Samsung Galaxy Tab
I've had a brief time to work with the Samsung Galaxy Tab press samples we recently received. The versions for Sprint, T-Mobile, and Verizon all seem very much alike, with just minor differences.
One thing they all have in common, however, is that each has a few pre-installed apps that I can't uninstall.
For the Sprint model, those apps include Free Games, Kindle, and Facebook. On the T-Mobile model, I couldn't uninstall a game called Asphalt5, Kindle, or Slacker. And on the Verizon model, I couldn't uninstall Blockbuster, Kindle, or Slacker.
This disabling of the uninstall function reminds of the very same practice I recently discovered on the Verizon Droid 2 and Droid X smart phones.
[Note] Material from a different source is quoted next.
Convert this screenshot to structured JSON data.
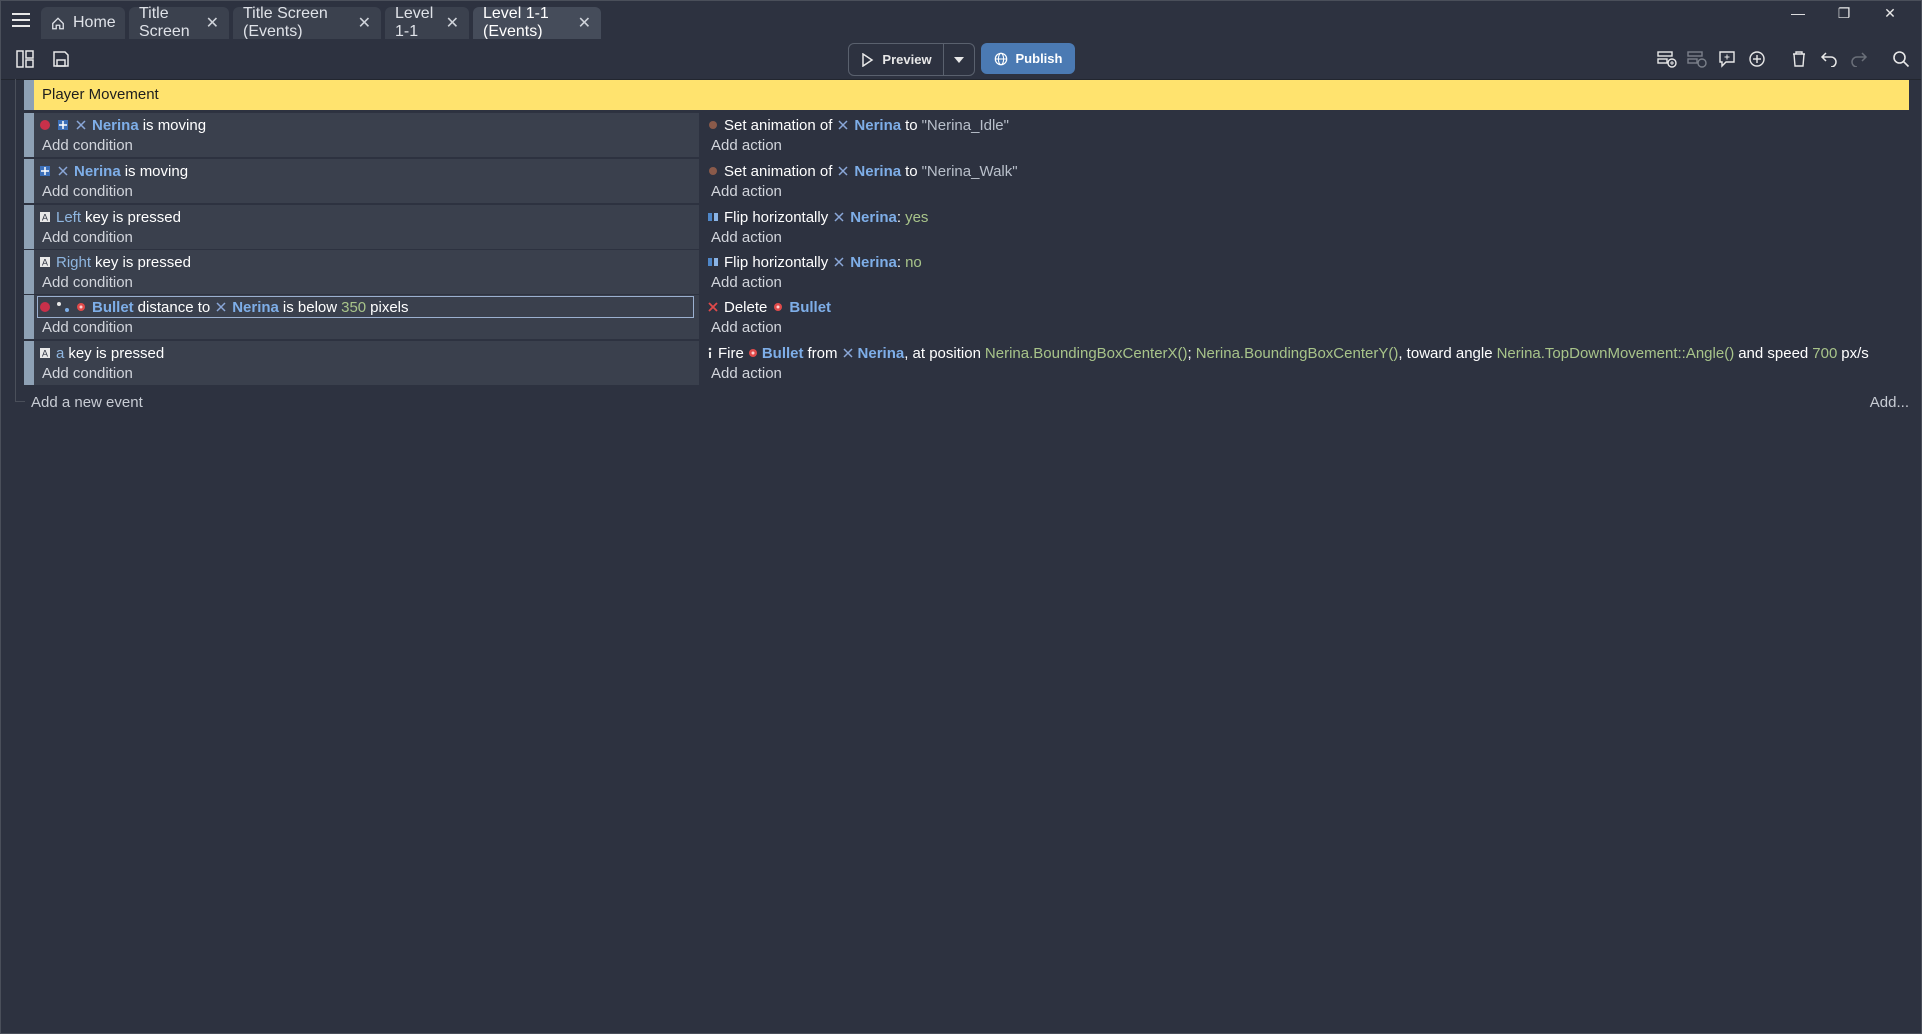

A Verizon spokeswoman told me in October that the company was reconsidering this practice of disabling uninstall for non-critical third-party apps. Since Verizon—along with Sprint and T-Mobile—is now continuing this practice on its first Android tablet, it's safe to say that Verizon hasn't yet decided to permit consumers to fully manage the apps on tablets that they own.
When I spoke with the Verizon spokeswoman last month, she defended the practice, in part, on the grounds that the Droid was a phone, not a computer, and that locking up phones was a traditional practice in the phone industry.
Here's some news for Sprint, T-Mobile, and Verizon: A tablet is a computer, not a phone. And in the 30-year history of personal computers, the tradition is to let consumers control their own equipment. It's time for wireless providers and any other party involved to stop disabling features on their mobile products.
Do you agree or disagree? Weigh in below.